Successful VR services to migrant communities require specific resources. The most significant barrier may be the initial geographic barrier. However, distance and geography can be overcome if VR offices hire Spanish-language outreach workers who are visible and available in migrant communities. Informational sheets and brochures printed in Spanish can be distributed at social events and in churches, and VR services can be advertised in Spanish radio and newspaper media. VR also has the potential to expand its services to reach migrant workers. VR offices may produce occupational work safety information in Spanish and disseminate these materials into migrant communities. VR may also facilitate occupational information sessions within migrant communities. Trust between vocational offices and potential migrant clients can build by providing transportation to medical appointments and assisting with household essentials purchases.
Migrant populations in the United States face significant barriers to economic and vocational rehabilitation, including living in communities that are isolated from public view, as well as the transient lifestyle endemic to migrant farmwork. Most farmworkers in the United States were born in Mexico, and most speak Spanish. Farmworkers also experience social concerns, including the fear of deportation and isolation from family. Many migrant women and children are homeless. However, VR can utilize existing data to identify local counties and regions that may have migrant communities. The first step is the identification of local counties that likely have migrant communities. Texas and California have many counties that are among the highest rates of Spanish-speaking residents and the highest rates of Mexican-born residents in addition to high levels of unemployment. Kansas, Washington, and Idaho are examples of states that do not border Mexico, yet have significant numbers of Spanish-speaking residents and Mexican-born residents. Counties with higher proportions of Mexican-born residents or non-English speakers exist in almost every state. Outreach to migrant communities by committed outreach workers has potential to improve VR outreach to migrant workers. Spanish-language outreach workers can provide information at social events and in cultural activities within the migrant communities. VR services to migrant communities can positively influence the families of those in greatest need of safe, stable employment.
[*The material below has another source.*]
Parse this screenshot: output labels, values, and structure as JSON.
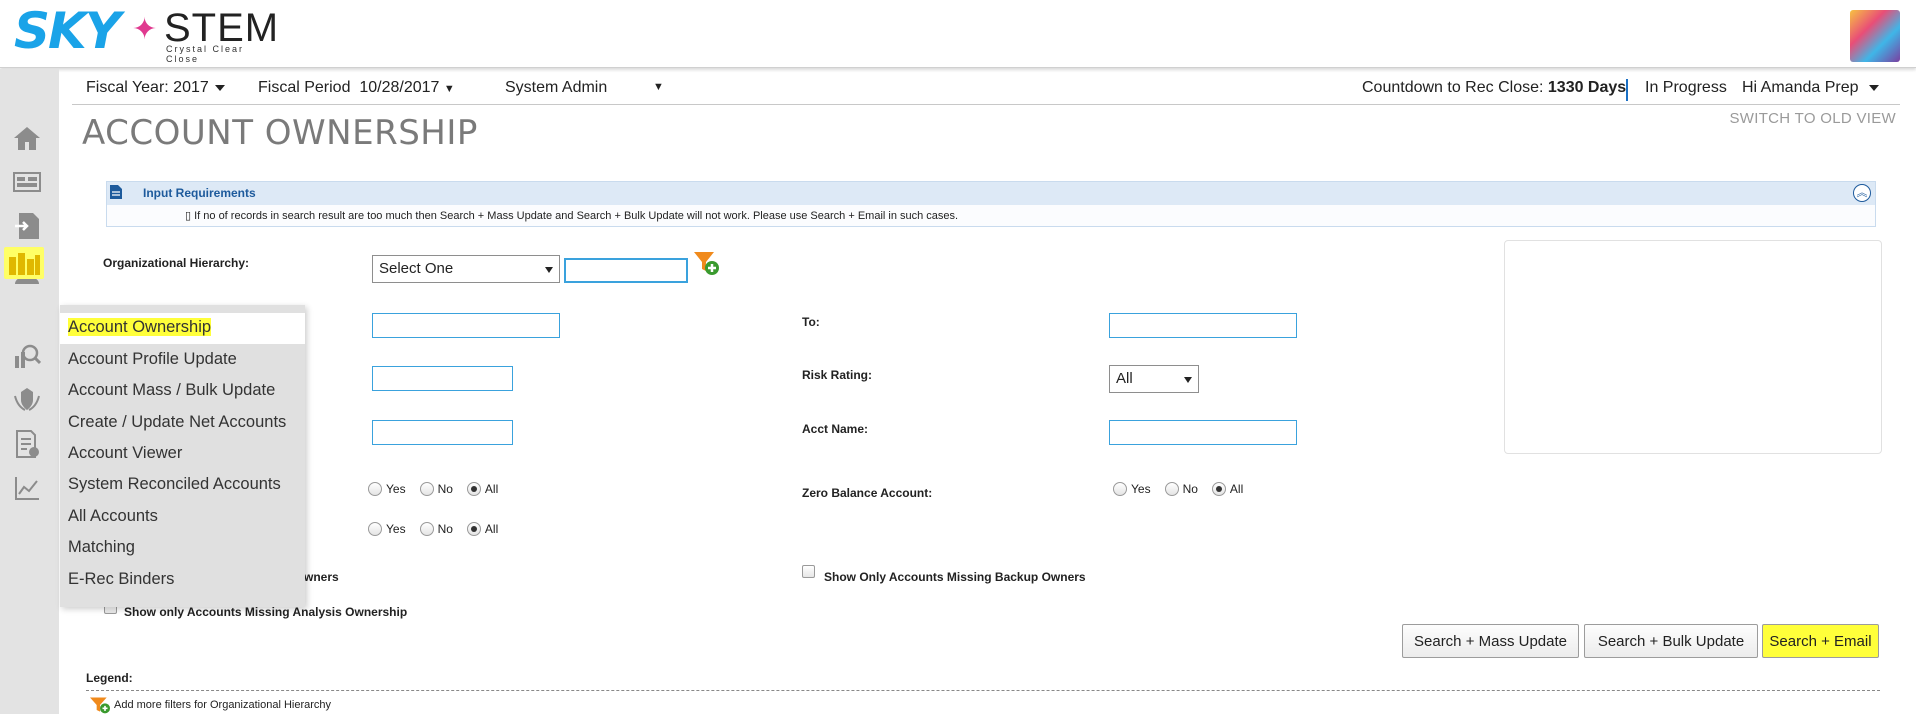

The contents of this manuscript were developed under a grant, the Vocational Rehabilitation Technical Assistance Center for Quality Employment, H264K200003, from the U.S. Department of Education. However, those contents do not necessarily represent the policy of the U.S. Department of Education, and you should not assume endorsement by the Federal government.